Last week I sang The Winkle Song to around 600 Bangladeshis from a stage in a car park in Dhaka. They seemed to like my performance, which made me reflect on other times I’ve sung the song around the world.
I always introduce The Winkle Song by saying that it’s a song that can be sung only by people who can’t sing. That’s my excuse. I can’t remember where I learnt it, but I tell people it’s a song that has emerged from the back streets of South London, just like I have. A winkle, I explain, is a small blue shellfish; you need a pin to winkle out the winkle itself, which is something like a small worm–but very tasty to the true South Londoner. Most people have never heard of a winkle, and if they have they confuse it with a whelk or even a cockle.
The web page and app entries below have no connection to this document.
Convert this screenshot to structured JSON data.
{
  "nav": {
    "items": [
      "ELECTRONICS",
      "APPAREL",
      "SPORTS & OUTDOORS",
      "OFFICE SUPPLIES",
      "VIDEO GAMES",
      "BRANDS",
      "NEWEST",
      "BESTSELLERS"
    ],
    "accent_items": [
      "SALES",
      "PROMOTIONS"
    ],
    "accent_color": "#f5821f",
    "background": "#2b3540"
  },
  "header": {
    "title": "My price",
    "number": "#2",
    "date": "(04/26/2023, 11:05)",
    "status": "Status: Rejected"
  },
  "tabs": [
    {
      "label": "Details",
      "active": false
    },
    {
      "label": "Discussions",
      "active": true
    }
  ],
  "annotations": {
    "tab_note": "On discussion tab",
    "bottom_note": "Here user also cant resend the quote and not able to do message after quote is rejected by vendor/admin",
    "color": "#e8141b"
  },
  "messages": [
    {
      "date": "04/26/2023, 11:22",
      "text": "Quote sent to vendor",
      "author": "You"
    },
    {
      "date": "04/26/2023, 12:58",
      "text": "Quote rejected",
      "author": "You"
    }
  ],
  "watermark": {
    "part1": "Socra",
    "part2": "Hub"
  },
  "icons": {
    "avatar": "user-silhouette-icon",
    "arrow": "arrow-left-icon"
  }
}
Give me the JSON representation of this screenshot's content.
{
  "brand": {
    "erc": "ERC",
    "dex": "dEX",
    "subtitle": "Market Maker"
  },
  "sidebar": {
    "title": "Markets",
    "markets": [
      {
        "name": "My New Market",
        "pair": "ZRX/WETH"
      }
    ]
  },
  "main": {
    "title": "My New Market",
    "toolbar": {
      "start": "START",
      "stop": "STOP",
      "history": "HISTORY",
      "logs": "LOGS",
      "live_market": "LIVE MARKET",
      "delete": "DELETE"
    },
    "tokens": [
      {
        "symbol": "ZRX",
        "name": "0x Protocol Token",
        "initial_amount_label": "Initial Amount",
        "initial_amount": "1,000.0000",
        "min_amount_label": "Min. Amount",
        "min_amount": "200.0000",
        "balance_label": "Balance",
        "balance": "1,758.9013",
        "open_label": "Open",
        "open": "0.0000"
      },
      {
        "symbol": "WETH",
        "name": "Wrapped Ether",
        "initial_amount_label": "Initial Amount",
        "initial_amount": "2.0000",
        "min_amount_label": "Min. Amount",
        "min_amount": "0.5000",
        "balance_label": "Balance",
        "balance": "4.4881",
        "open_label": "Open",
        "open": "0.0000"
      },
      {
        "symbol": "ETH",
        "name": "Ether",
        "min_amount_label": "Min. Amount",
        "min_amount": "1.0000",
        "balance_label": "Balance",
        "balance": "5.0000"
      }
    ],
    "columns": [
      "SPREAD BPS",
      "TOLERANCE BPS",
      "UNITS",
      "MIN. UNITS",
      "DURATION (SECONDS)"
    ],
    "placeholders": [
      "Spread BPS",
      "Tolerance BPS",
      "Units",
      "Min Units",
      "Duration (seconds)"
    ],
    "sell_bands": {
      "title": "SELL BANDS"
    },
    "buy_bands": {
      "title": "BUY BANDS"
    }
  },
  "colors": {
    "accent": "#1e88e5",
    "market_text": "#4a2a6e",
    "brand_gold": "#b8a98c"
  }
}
Here are the words of The Winkle Song:
One Saturday afternoon for tea
I fancied a luxury
So I went down to old Mother Wrinkles
Bought myself a pennyworth of winkles
Took them home, put them on a plate
‘appy as can be
For my old woman and her seven kids
And all the family
Were picking all the big ones out
Picking all the big ones out.
When I saw my pennyworth of winkles
All the big ones gone
It made me rave and shout
For my old woman and her seven kids
We’re picking all the big ones out.
Bangladesh was once East Bengal in the days of the Raj, and I have sung The Winkle Song in West Bengal as well–on a boat on the Hoogli River in Calcutta. I sang it to the senior officers of the Indian Medical Association, most of whom were drunk on Indian whisky. I wasn’t feeling well and so was not drinking. They asked me for a song, and once again The Winkle Song was wheeled out. In their drunken state the officials liked it so much they wanted another song. That was a problem as I know only one song, but then my scouting days came back to me and I sang I’ve Got Sixpence. They asked for another song, but I said I knew no more. So they asked me to dance, and I did. My dancing, if it’s possible, is worse than my singing, but they liked it. Although editor of the BMJ and had given the named speech at their conference. I was simply a performing monkey–and I didn’t mind. Making a fool of yourself works well in every culture (although I reflect that Nazis might not have liked The Winkle Song).
On another occasion I sang The Winkle Song to the world leaders of surgery in the Melbourne Art Gallery. I was sat at the top table with the presidents of umpteen surgical colleges. I had given the president’s lecture, which I’d entitled “Is Surgery An Anachronism In The Age Of Evidence Based Medicine.” It hadn’t gone down well. I was supposed to say a few words at the dinner on behalf of foreign guests, and I hadn’t intended to sing. But during the meal the waiters began to sing, revealing themselves to be opera singers. Their performances, mixed with Australian wine, inspired me, and I decided that I’d sing too.
This wasn’t my best performance of The Winkle Song as half way through, perhaps affected by the wine, I forgot the words. I’ve never been invited back.
But perhaps my strangest performance was at the Oxford Union. I’d been invited to contribute to a debate on the 60th anniversary of the NHS. The evening hadn’t been smooth as I’d not realised I should have been wearing evening dress–and at dinner I’d mistaken the Tory Member of Parliament, Louise Mensch, for a student.
There were far too many speakers, and I was scheduled to be the last. The audience was lapsing into torpor by the time I was finally asked to speak–at about 11.15. I’d carefully prepared my speech, but I thought that it would be cruel to inflict another speech on the somnolent audience. So instead I launched into The Winkle Song, dancing and stamping on the old wooden floors to emphasise the rhythm. The audience instantly awoke. The applause was rapturous. It was my greatest performance.